The report recognises continued under-prioritisation of obesity in global agendas, with action remaining “siloed and fragmented”. It also raises concern over the impact of COVID-19 on obesity risk, through increased sedentary behaviour and interruption of monitoring and treatment programmes.
The Atlas 2023 contains economic impact predictions for 2035, in addition to national scorecards of obesity prevalence and preparedness to address increasing obesity and its consequences. The headline message is that overweight and obesity will cost the global economy over $4 trillion potential income by 2035. This reflects 3% of current GDP, which is equivalent to the loss sustained in 2020, the worst year of the COVID pandemic. The economic impact of obesity includes not only direct healthcare costs of treatment, but also its resultant impact as an NCD risk factor, increased premature death risk, absenteeism and decreased workplace productivity.

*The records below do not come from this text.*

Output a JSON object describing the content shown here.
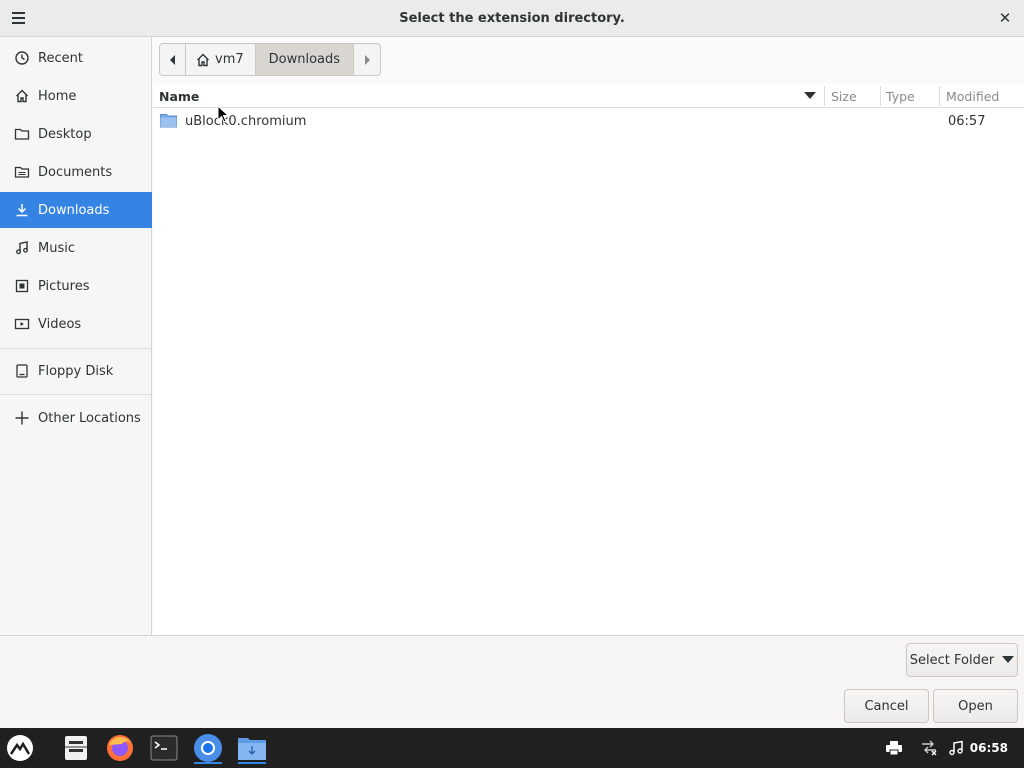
{
  "window": {
    "title": "Select the extension directory."
  },
  "sidebar": {
    "items": [
      {
        "label": "Recent",
        "icon": "clock-icon"
      },
      {
        "label": "Home",
        "icon": "home-icon"
      },
      {
        "label": "Desktop",
        "icon": "folder-icon"
      },
      {
        "label": "Documents",
        "icon": "document-icon"
      },
      {
        "label": "Downloads",
        "icon": "download-icon",
        "active": true
      },
      {
        "label": "Music",
        "icon": "music-icon"
      },
      {
        "label": "Pictures",
        "icon": "picture-icon"
      },
      {
        "label": "Videos",
        "icon": "video-icon"
      },
      {
        "label": "Floppy Disk",
        "icon": "drive-icon"
      },
      {
        "label": "Other Locations",
        "icon": "plus-icon"
      }
    ]
  },
  "pathbar": {
    "home_label": "vm7",
    "current_label": "Downloads"
  },
  "file_list": {
    "columns": {
      "name": "Name",
      "size": "Size",
      "type": "Type",
      "modified": "Modified"
    },
    "rows": [
      {
        "name": "uBlock0.chromium",
        "size": "",
        "type": "",
        "modified": "06:57",
        "icon": "folder-icon"
      }
    ]
  },
  "bottom": {
    "select_folder_label": "Select Folder",
    "cancel_label": "Cancel",
    "open_label": "Open"
  },
  "taskbar": {
    "clock": "06:58",
    "apps": [
      "start-menu-icon",
      "file-cabinet-icon",
      "firefox-icon",
      "terminal-icon",
      "chromium-icon",
      "files-download-icon"
    ]
  },
  "colors": {
    "accent": "#3584e4",
    "taskbar_bg": "#202020"
  }
}
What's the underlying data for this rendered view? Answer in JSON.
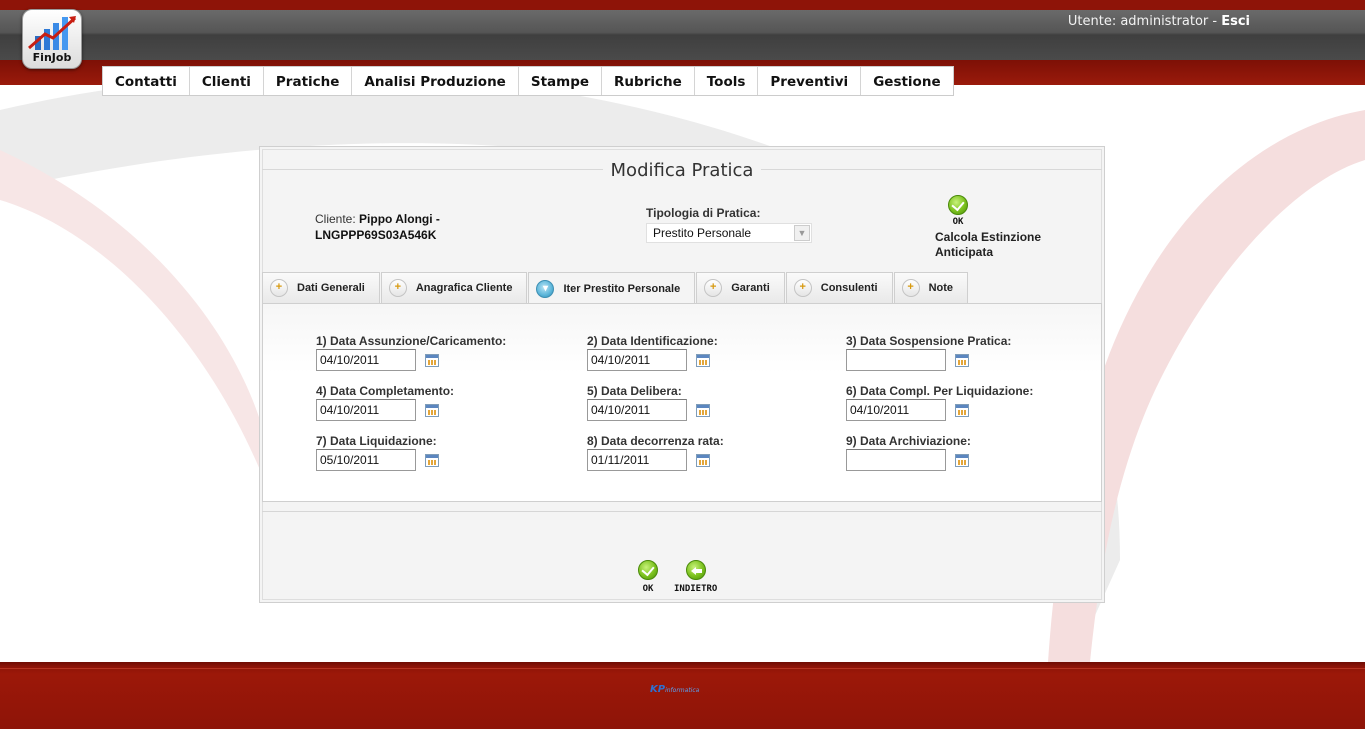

The report predicts that over 50% of the global population will be overweight or obese by 2035. This is a significant increase on the current prevalence of 38%. Perhaps even more concerningly, the steepest rise is expected among child and adolescent populations. In Europe, obesity is expected to increase by +7% among women and +13% among men between 2020-2035, resulting in 35% female and 39% males being obese. The associated economic impact is predicted to reach $807bn, representing 2.6% of European GDP.
In the run up to the 2nd UN High Level meeting on Universal Health Coverage (UHC) in September 2023, this Atlas calls for renewed political commitment to address the social, economic and environmental determinants of health, with multisectoral action essential to address obesogenic environments. The report concludes by stressing that the data presented are predictions and can therefore be altered through meaningful, sustained policy intervention.